the Local, an experimental food cooperative in development in Selma, is hosting "NDORH (National Day of Racial Healing) Finale Concert on the River" at the Selma Center for Nonviolence, Truth and Reconciliation to give folks a taste of what the Local is hoping to do in some form or another in Selma: to mash-up food and culture in ways that bring more good flavor, culture, and interesting entertainment to downtown Selma. There is limited seating, with a suggested donation to the Local for the evening of $5 online and $7 at the door, which includes 4 small plates (of possible menu items from the Local), tea, water, and a ticket to the concert (please RSVP here on FB and we will aim to post a link soon so you can purchase tickets ahead of time via Eventbrite).
Our musical guests are described in more detail below, but we will be serving a series of small plates of some dishes we are experimenting with, as they bring us music, conversation, and a slideshow around the intersection of Japanese concentration camps in the U.S. in the 1940s and the Civil Rights Movement.
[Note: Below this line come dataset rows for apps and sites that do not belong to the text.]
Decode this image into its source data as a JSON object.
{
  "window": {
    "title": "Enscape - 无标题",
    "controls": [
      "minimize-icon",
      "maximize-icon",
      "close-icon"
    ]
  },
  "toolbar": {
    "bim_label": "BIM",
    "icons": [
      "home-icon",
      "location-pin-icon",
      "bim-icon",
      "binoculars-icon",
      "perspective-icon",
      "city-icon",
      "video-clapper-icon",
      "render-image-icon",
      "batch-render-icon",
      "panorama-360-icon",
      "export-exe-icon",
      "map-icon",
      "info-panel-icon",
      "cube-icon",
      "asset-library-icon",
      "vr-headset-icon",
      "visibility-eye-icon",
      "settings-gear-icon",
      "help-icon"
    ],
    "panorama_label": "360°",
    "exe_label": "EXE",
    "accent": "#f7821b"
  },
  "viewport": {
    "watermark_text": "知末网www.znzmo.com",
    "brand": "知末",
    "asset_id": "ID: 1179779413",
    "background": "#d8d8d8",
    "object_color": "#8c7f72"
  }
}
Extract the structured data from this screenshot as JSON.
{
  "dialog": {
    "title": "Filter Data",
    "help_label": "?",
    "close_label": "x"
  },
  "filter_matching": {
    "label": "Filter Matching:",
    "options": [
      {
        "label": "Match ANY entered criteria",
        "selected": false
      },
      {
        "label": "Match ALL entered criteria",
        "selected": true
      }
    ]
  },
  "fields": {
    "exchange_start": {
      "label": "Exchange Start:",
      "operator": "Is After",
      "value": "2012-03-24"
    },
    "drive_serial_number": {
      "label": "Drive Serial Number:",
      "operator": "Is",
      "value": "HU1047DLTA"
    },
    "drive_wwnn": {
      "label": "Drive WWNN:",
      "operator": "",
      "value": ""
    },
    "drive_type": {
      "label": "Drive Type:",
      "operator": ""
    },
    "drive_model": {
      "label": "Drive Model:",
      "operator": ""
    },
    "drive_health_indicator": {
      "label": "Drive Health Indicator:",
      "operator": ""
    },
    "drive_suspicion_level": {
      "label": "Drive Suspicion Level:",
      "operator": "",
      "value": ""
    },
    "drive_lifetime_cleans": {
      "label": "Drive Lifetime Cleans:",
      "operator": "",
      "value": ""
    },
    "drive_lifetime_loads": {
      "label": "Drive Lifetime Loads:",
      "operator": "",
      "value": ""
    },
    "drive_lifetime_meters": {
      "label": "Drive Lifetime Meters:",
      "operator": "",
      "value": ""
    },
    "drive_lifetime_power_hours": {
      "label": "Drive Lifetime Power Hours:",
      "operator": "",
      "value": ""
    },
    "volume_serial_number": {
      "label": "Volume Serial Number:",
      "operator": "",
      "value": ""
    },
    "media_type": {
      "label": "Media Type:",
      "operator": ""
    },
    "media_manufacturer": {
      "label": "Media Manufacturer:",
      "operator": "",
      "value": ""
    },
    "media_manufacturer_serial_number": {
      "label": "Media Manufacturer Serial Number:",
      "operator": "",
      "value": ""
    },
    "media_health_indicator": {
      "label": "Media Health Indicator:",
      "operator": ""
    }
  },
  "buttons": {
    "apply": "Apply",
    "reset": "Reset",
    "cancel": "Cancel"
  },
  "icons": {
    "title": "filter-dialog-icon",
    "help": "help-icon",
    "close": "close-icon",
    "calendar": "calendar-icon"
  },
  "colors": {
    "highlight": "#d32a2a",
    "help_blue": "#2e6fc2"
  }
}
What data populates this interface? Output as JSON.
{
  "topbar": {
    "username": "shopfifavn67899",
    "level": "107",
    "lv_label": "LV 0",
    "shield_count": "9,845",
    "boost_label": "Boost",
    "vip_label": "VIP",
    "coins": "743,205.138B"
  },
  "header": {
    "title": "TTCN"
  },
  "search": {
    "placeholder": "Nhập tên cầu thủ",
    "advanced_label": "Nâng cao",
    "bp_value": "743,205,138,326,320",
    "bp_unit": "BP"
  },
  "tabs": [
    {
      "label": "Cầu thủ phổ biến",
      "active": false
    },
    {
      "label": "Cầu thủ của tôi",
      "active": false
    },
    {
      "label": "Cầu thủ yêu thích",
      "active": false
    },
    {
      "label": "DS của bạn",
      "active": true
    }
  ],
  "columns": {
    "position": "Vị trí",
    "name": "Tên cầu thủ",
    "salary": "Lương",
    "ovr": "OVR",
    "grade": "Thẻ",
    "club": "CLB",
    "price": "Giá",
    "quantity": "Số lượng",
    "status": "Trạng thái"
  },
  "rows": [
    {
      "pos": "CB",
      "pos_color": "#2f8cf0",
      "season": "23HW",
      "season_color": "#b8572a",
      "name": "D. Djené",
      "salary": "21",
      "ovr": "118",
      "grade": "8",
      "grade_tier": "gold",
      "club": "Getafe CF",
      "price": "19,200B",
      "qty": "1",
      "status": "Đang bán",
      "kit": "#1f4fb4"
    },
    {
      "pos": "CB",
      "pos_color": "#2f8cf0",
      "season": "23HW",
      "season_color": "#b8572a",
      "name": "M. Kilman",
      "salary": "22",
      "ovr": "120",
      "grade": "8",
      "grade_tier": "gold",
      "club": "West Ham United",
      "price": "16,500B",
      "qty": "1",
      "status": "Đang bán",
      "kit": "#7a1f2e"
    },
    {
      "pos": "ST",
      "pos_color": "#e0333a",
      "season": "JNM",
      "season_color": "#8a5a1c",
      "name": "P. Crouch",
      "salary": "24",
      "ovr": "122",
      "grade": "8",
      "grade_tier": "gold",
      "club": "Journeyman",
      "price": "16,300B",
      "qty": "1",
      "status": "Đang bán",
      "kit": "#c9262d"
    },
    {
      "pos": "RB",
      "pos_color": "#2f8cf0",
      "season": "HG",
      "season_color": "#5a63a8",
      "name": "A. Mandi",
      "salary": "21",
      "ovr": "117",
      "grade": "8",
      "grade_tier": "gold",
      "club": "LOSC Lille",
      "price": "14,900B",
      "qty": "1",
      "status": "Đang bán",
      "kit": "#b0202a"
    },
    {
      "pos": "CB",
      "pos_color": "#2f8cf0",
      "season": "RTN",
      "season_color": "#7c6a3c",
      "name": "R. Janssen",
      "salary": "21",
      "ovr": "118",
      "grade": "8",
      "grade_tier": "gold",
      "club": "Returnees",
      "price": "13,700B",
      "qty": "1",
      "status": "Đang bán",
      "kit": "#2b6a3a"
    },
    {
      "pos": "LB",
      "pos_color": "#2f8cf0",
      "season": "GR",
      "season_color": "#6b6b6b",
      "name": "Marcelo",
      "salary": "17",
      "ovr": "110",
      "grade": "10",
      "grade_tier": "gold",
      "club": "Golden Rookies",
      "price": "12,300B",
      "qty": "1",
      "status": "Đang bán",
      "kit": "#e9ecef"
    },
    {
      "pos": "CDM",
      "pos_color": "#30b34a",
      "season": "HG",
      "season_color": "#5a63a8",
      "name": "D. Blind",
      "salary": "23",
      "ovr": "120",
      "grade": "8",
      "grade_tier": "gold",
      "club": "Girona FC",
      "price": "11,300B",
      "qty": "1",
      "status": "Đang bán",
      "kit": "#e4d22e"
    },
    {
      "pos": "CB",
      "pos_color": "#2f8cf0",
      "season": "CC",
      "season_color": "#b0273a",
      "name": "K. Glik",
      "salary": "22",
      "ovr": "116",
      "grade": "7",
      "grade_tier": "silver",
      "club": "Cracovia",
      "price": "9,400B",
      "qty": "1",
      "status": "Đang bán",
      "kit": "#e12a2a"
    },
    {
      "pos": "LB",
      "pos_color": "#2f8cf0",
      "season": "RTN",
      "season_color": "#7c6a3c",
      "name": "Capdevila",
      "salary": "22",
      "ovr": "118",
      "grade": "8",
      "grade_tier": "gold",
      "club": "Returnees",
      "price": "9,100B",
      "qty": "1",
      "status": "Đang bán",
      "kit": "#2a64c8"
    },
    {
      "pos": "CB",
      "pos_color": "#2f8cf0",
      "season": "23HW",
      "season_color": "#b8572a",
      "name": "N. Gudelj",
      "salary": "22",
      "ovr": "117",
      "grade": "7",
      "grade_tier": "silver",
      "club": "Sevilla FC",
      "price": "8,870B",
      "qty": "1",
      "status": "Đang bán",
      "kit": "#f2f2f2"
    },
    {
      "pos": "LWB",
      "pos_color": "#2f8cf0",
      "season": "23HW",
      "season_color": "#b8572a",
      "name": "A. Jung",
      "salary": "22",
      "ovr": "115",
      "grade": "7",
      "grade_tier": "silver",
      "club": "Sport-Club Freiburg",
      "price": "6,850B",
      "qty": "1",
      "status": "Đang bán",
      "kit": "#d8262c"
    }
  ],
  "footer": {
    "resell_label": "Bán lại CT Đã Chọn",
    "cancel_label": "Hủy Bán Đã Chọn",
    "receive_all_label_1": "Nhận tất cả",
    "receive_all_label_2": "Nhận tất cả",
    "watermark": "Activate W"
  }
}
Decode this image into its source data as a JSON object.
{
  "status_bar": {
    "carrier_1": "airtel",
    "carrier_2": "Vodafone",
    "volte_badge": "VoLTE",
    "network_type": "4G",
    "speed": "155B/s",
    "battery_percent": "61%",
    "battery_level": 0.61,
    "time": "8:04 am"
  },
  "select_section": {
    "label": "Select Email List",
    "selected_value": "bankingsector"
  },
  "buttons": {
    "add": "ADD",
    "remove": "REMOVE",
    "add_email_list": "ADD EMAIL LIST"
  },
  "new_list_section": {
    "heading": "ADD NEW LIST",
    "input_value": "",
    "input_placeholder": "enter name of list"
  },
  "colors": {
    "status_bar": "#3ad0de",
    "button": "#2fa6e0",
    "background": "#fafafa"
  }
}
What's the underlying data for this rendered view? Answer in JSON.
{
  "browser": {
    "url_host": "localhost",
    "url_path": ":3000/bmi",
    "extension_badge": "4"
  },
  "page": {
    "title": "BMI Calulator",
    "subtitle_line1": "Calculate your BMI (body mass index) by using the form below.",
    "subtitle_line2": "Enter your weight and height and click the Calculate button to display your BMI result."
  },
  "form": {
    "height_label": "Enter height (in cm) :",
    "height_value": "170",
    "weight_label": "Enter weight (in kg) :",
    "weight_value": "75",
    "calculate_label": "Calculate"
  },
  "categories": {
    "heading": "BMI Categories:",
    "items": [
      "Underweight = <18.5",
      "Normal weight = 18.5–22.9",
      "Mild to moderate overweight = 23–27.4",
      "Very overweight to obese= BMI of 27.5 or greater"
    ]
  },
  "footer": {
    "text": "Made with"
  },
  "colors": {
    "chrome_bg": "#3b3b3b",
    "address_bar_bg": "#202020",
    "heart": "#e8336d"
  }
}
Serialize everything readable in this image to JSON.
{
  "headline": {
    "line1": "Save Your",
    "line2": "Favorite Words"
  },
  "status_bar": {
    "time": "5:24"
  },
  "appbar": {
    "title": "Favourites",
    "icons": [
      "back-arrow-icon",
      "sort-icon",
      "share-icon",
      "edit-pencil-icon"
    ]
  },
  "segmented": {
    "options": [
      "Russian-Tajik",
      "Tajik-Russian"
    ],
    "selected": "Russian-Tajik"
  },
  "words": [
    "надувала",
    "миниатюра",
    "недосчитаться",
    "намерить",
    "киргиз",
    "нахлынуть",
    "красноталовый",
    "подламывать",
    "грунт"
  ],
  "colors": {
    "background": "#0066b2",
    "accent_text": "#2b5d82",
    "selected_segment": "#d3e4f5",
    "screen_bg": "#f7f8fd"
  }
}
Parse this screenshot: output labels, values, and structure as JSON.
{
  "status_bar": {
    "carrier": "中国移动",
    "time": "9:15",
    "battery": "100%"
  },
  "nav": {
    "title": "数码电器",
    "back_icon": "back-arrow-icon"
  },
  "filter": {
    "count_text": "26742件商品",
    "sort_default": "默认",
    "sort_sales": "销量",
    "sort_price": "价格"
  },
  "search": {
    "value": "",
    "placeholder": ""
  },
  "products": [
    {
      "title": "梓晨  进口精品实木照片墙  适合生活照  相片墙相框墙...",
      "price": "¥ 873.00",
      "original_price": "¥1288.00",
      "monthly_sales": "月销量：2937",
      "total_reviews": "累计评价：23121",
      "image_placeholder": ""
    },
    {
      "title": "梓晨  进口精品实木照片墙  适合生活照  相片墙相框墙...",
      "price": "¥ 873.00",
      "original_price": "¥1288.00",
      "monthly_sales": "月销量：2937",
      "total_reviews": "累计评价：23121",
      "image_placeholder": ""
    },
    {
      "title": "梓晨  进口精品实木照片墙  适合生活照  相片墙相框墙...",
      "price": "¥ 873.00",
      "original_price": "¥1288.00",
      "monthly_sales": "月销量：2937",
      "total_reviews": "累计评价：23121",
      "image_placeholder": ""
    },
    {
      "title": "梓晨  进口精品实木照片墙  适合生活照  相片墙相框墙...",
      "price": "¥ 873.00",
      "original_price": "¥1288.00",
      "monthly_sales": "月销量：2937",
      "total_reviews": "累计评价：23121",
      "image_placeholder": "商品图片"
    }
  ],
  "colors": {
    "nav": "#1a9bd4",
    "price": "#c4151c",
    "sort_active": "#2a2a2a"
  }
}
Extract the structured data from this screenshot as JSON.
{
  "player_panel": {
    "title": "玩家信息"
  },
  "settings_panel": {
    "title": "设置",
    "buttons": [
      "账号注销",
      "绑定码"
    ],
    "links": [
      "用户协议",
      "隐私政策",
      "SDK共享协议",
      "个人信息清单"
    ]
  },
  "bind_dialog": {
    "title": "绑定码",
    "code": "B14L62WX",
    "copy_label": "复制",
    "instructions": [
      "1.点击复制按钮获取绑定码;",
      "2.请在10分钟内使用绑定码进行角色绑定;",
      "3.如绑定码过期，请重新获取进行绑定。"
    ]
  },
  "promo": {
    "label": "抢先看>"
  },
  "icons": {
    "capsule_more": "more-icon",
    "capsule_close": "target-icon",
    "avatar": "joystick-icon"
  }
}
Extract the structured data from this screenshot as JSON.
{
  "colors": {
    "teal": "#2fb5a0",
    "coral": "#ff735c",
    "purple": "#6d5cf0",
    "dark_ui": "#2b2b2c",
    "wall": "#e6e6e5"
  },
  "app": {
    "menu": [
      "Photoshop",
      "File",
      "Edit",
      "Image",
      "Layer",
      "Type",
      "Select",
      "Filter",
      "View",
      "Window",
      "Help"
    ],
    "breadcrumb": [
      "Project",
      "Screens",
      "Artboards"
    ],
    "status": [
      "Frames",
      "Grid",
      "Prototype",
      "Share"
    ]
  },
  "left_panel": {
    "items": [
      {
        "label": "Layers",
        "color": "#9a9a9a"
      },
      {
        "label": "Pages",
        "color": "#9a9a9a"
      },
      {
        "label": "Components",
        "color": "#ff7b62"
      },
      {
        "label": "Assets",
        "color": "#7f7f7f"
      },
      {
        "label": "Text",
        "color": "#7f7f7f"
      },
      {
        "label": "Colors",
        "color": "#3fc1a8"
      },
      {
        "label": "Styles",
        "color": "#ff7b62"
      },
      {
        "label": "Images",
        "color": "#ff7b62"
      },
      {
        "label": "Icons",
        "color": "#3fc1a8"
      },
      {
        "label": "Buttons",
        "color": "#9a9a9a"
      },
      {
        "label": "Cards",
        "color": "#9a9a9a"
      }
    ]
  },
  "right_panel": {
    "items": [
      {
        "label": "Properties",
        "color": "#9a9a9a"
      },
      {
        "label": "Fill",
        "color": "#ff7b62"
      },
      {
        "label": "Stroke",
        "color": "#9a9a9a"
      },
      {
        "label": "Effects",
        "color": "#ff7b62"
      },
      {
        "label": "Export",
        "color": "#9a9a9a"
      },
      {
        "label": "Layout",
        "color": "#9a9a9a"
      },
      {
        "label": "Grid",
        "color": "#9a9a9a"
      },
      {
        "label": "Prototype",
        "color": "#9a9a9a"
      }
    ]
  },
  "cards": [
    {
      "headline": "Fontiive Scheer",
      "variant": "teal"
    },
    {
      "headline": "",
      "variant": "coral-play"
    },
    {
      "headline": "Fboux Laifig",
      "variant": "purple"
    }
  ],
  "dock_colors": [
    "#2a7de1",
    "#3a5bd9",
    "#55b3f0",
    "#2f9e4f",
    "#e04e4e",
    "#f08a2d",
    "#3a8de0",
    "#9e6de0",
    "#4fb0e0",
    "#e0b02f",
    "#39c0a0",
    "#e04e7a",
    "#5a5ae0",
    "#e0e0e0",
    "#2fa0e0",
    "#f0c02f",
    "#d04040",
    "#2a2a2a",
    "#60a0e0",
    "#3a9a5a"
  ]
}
As a part of that, they will share some about Kiyoshi Kuromia, who was born in the same concentration camp where one of our guest’s (Erin Aoyama) mother was incarcerated, and who went on to protest Vietnam, as well as to march in Selma and be a leading LGBT / AIDS activist before he died in 2000 (more on Kuromia here). This is part of a series of events commemorating both MLK Day (Mon., 1/15) and the National Racial Day of Healing (Tues., 1/16). See the flyer posted in the discussion below for more details on the other events Sun., Mon. and Tues. of that week...
More on our musical guests:
Join internationally acclaimed songwriter and violinist, Kishi Bashi, in an intimate acoustic setting, as he shares his songs in a stripped down, acoustic incarnation. He will also show footage and share stories about his documentary about the Japanese American Incarceration and American identity (https://www.indiegogo.com/projects/omoiyari-a-songfilm-by-kishi-bashi-music-film).
Kishi Bashi will be joined by songwriter and scholar Julian Saporiti (https://nonoboymusic.tumblr.com/about) and Erin Aoyama, whose grandmother was incarcerated at Heart Mountain, one of the ten concentration camps where Japanese Americans were imprisoned during WW2. Saporiti and Aoyama, both PhD students at Brown University, will share work from the No-No Boy project, which turns stories of Japanese Incarceration into songs.
Atlanta based cello maestro Takenobu will also join in this very special evening of music making, food, and conversation. This concert is part of a musical and research oriented trip which will take the group to Arkansas, where there were two Japanese Incarceration camps.”